The Water Trust announced Sept. 22 that, together with its partners, it will spend $10,000 to purchase another 264-acre feet of water from Stagecoach Reservoir, enough to increase the flows in the Yampa by 10 cubic feet per second for 13 more days.
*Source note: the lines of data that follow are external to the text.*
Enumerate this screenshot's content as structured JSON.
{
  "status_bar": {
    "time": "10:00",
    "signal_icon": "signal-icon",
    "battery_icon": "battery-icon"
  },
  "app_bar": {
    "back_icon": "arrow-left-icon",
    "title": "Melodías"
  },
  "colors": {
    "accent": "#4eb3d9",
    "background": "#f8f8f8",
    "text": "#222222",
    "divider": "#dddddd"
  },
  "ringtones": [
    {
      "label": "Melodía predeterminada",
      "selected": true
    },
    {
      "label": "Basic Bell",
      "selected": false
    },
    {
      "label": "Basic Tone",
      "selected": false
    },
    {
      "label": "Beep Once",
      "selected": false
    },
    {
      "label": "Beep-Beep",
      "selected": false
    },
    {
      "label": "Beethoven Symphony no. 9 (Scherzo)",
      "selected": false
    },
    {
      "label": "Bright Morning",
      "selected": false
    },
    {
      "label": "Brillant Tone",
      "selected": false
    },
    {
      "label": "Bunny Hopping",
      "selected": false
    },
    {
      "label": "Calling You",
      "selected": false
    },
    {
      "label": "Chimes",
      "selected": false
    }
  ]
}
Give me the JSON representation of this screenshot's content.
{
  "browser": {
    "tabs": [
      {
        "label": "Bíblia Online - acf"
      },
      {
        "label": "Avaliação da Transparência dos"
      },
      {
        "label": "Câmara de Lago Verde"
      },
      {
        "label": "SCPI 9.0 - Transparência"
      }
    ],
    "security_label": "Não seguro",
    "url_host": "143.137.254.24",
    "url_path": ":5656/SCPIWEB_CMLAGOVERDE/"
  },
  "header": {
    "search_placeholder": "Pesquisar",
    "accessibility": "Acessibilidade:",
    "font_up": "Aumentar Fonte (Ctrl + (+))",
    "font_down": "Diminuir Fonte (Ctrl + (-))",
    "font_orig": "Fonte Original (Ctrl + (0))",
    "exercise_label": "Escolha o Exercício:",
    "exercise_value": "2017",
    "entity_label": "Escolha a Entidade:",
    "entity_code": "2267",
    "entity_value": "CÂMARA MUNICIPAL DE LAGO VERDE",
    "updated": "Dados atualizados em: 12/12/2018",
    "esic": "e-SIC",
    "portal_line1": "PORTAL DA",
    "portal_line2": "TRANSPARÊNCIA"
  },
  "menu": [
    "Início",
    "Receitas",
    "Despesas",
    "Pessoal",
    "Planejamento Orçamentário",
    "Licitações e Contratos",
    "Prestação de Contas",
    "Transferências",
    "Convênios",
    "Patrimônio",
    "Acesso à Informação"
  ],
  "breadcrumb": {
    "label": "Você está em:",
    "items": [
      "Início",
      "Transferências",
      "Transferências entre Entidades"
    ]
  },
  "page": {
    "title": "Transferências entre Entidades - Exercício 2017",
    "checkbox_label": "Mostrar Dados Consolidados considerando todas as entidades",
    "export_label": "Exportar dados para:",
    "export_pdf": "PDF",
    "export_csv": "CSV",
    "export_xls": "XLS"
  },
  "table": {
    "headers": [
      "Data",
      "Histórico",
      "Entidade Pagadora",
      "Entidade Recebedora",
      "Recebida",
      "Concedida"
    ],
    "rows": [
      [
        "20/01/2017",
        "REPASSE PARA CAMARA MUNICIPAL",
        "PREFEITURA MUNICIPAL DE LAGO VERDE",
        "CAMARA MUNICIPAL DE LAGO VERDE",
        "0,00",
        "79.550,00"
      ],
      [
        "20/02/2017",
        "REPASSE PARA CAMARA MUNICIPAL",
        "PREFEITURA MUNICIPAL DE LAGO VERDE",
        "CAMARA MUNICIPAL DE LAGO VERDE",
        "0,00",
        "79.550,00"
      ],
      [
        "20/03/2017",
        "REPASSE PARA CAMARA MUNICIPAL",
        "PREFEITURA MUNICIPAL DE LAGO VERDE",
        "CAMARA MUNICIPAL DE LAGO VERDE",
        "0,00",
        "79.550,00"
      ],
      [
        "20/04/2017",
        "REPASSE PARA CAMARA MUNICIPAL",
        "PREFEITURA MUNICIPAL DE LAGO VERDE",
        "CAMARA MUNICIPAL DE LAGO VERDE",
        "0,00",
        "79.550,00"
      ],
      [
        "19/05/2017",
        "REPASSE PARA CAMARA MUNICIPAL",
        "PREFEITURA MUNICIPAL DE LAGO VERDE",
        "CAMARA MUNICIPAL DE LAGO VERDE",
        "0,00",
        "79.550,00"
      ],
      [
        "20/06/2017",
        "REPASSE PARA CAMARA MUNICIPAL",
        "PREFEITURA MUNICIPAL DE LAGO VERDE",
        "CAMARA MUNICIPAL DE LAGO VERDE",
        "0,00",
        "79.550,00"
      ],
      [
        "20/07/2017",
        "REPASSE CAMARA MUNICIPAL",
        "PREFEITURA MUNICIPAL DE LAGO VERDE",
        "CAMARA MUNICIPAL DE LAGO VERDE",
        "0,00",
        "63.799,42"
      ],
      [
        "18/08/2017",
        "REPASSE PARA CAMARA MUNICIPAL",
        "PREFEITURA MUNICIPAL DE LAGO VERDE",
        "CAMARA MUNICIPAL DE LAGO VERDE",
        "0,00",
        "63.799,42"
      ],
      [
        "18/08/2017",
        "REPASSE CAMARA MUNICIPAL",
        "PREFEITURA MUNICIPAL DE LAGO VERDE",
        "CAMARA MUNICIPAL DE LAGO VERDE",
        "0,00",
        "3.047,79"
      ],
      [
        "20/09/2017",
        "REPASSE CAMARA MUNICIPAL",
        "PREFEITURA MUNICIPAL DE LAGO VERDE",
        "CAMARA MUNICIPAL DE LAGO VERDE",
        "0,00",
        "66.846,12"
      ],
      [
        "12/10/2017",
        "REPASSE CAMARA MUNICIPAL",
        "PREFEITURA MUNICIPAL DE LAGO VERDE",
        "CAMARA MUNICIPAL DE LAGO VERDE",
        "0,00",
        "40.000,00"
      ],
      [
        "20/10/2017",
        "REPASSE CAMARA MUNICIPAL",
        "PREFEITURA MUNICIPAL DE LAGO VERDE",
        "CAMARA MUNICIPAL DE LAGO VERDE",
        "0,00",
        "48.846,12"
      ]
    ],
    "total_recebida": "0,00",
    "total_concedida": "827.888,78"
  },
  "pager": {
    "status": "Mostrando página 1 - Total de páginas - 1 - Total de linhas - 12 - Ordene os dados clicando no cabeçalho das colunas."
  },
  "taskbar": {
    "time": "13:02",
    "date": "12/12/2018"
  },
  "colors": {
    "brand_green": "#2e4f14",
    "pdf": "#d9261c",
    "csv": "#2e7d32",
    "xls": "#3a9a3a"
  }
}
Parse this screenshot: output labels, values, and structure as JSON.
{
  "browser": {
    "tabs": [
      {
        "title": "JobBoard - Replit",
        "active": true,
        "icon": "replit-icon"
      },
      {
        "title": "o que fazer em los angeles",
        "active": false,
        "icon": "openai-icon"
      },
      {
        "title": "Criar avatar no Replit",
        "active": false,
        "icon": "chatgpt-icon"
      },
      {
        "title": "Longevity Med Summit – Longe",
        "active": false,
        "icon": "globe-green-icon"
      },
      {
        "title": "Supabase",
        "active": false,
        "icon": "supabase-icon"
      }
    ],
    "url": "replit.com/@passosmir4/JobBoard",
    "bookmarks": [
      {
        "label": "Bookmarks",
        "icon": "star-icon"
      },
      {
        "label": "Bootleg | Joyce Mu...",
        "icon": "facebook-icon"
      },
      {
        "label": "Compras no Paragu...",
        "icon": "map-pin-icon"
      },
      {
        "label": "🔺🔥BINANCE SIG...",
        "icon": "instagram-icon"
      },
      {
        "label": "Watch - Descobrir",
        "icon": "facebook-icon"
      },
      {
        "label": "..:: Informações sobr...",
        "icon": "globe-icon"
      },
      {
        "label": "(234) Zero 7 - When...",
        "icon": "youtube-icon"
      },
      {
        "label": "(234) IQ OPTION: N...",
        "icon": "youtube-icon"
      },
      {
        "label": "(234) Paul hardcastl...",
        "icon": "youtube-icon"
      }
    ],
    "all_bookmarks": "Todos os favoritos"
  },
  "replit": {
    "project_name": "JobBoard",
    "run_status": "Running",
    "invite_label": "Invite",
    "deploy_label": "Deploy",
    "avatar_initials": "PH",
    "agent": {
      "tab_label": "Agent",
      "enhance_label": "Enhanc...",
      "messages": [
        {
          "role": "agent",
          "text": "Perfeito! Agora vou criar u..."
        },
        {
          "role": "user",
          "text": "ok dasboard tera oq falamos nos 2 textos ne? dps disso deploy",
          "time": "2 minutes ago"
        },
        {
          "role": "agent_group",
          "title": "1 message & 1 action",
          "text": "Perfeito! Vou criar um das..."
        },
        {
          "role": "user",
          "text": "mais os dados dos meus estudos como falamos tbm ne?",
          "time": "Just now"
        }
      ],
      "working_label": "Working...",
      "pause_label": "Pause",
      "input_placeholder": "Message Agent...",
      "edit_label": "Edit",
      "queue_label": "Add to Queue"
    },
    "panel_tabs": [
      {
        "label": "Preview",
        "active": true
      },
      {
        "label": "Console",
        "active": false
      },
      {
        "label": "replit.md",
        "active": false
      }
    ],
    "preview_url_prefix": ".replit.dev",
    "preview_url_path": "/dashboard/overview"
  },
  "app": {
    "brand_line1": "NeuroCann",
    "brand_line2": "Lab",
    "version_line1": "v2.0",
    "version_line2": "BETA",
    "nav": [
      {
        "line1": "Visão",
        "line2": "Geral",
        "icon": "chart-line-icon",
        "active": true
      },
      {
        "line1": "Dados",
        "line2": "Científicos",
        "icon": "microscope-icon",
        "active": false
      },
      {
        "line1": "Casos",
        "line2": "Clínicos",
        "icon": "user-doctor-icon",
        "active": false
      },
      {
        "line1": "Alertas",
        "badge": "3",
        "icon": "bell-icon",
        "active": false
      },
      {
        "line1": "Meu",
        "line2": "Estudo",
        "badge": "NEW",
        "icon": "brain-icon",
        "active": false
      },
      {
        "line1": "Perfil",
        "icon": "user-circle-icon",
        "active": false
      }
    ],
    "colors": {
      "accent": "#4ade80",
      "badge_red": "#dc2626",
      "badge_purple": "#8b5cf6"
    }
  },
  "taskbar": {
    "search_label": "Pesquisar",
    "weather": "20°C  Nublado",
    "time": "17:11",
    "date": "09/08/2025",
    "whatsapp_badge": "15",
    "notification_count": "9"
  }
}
The Water Trust's purchase will continue adding water to the Yampa until sometime in October, when the Catamount Metro District lowers levels in Lake Catamount to prepare for winter.

Water Trust staff attorney Zach Smith said that the level of cooperation among water managers in the upper Yampa Basin is gratifying for his organization.

"Watching the local community now lead the streamflow restoration effort on the upper Yampa River is the best outcome for the work the Water Trust has accomplished in the Yampa Valley since 2012," Smith said in a news release.

Smith pointed out that, when the Water Trust previously acquired water to bolster the Yampa in 2012, 2013 and 2015, it was based on low snowpack levels leading to forecasts of low summer streamflows.

To reach Tom Ross, call 970-871-4205, email tross@SteamboatToday.com or follow him on Twitter @ThomasSRoss1